Another similarity between the stories is the consequences the men might have had to face. In The Crucible, Terry is threatened to be killed, not only by the mob but also by his brother. Also, even if he survived through the confession, he would still have to deal with the issue of finding a job, as the mob-controlled most of the work on the waterfront. Luckily for him, his bravery was followed. His coworkers would rebel against him to save him and their jobs. On the other hand, in the last act of the story, Proctor had to choose between life and death. By confessing to crimes he did not commit, he would not be hanged.
However, he could not see how his signing of the confession would in any way help the situation. Thus, he chose not to confess. He chose death. One of the differences in the stories is the way in which the characters gave birth to the guilt on their conscience. Terry involuntarily helped in the murder of Joey Doyle: I thought they were gonna talk to him…I thought they were gonna talk to him and get him to dummy up…I figured the worst they were gonna do was lean on him a little bit…Wow! He wasn’t a bad kid, that Joey.
As one can see, his job was to merely lead the guy onto the rooftop so they could “lean on him a little bit”. However, the mobsters had other plans. With the love interest in Edie and the pressure to do what was right by the reverend, Terry decided to do what he thought was best. As with Proctor, his adulterous affair with Abbigail was intentional. He himself committed the crime that made it harder for him to discredit her. Furthermore, by continually lying to his wife, he further damaged his relationship with her. The difference is slight but very clear.
Both stories have a greater meaning hidden in them. Both were made to show how the Mccarthy Era affected people. In Arthur Miller’s, The Crucible, hysteria, propaganda, and fear bled throughout the pages.
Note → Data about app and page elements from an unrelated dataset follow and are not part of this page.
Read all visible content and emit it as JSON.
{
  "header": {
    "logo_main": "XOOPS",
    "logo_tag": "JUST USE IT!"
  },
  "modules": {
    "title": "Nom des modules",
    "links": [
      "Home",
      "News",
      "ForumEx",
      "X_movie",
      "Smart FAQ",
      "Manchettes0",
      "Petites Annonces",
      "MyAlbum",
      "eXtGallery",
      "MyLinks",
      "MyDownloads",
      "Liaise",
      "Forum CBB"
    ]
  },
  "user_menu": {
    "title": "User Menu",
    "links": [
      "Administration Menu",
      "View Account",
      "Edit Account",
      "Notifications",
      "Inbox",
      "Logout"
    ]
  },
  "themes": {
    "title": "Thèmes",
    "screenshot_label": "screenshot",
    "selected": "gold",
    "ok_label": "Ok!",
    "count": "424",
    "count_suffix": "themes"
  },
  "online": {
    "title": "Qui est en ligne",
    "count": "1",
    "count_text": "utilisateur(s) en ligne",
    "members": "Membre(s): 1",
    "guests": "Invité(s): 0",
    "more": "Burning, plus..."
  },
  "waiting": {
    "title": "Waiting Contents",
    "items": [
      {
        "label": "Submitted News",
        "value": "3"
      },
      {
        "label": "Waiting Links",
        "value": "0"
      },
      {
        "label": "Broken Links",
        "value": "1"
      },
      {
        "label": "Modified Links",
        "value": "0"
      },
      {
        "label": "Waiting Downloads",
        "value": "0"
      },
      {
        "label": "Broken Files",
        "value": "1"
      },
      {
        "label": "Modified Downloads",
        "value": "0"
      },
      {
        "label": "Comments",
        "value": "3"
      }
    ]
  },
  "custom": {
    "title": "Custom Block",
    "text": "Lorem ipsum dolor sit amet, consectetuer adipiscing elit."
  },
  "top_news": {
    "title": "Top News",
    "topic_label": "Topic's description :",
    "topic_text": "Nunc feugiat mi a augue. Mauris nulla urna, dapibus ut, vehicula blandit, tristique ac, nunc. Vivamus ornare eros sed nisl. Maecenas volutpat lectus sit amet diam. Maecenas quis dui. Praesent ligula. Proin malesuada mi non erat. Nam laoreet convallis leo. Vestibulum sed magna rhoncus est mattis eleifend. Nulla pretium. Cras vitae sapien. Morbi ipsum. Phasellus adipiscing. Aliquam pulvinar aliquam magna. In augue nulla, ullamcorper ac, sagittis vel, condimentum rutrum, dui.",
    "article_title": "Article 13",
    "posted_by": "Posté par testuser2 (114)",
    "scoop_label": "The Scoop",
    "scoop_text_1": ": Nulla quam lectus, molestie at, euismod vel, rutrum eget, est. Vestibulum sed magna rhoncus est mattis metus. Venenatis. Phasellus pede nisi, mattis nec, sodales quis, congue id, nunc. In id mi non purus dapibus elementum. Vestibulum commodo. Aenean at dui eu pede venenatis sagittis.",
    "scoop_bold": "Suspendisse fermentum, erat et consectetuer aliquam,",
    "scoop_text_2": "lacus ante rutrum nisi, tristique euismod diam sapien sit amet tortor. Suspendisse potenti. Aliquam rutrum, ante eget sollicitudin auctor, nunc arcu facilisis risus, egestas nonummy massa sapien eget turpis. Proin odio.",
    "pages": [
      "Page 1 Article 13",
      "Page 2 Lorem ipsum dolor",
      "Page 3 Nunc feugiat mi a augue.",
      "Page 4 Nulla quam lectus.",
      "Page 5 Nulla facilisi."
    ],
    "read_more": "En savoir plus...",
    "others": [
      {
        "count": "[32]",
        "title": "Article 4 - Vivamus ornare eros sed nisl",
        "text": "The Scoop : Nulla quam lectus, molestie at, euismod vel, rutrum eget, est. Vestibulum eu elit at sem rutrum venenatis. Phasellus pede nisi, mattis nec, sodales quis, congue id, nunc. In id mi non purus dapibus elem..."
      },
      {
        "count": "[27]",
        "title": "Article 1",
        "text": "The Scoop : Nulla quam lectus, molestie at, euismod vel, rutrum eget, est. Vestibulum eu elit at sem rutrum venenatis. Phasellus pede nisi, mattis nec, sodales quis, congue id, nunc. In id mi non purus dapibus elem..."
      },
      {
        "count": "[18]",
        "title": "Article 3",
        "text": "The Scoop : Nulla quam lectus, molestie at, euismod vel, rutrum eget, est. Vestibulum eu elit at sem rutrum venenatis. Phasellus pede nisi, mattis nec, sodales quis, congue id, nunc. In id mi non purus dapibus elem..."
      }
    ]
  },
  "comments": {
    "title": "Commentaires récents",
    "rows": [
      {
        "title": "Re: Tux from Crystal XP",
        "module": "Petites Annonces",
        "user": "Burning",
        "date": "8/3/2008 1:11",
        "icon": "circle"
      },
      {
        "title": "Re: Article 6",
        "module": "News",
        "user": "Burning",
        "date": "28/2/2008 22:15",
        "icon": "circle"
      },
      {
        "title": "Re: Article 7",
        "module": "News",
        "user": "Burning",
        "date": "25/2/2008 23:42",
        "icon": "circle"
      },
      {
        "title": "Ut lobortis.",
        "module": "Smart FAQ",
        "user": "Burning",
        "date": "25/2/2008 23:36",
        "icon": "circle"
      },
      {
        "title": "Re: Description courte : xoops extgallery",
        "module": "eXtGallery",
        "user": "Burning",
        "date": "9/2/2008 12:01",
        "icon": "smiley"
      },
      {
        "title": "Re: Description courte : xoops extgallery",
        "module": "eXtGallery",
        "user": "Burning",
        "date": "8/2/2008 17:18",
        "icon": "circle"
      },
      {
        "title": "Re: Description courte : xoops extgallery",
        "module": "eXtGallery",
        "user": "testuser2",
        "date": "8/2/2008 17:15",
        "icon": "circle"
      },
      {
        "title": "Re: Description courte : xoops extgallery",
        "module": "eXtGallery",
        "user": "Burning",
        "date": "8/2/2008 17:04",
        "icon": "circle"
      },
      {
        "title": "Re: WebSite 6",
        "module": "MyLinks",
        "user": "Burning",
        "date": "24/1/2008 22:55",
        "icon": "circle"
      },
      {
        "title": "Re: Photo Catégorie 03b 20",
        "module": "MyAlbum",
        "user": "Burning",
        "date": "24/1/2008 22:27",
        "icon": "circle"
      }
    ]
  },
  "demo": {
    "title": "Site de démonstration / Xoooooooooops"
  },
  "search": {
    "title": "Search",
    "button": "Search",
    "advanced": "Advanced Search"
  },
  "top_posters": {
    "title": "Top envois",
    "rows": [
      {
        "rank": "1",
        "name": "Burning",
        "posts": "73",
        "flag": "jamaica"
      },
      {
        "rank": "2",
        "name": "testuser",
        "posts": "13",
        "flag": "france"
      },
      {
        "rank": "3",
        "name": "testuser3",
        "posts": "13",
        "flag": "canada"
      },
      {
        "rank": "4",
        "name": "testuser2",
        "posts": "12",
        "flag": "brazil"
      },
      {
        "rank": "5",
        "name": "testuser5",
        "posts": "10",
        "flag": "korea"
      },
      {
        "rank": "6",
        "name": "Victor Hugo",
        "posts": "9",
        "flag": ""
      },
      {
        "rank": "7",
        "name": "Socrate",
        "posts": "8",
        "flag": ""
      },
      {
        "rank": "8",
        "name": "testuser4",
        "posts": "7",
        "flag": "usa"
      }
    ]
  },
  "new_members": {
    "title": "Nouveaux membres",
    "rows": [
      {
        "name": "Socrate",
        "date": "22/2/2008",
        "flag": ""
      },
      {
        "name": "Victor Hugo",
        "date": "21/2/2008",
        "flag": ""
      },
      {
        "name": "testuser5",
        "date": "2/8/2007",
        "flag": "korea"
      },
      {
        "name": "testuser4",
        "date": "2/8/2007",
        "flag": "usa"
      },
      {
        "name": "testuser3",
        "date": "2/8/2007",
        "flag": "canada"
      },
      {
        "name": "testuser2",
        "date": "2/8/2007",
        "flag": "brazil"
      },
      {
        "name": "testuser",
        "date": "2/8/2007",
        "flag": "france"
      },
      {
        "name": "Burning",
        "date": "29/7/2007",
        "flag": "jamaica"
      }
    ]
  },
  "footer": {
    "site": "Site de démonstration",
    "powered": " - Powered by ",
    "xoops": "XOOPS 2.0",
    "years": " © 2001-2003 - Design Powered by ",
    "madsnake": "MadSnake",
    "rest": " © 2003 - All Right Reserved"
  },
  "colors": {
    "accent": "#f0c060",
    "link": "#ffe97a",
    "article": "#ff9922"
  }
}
At the same time, Kazan’s On the Waterfront gave some of the reasons as to why it was difficult to do what was pure…to do what was right. As complex as both situations were at the time, they frighteningly depicted what was happening in real life.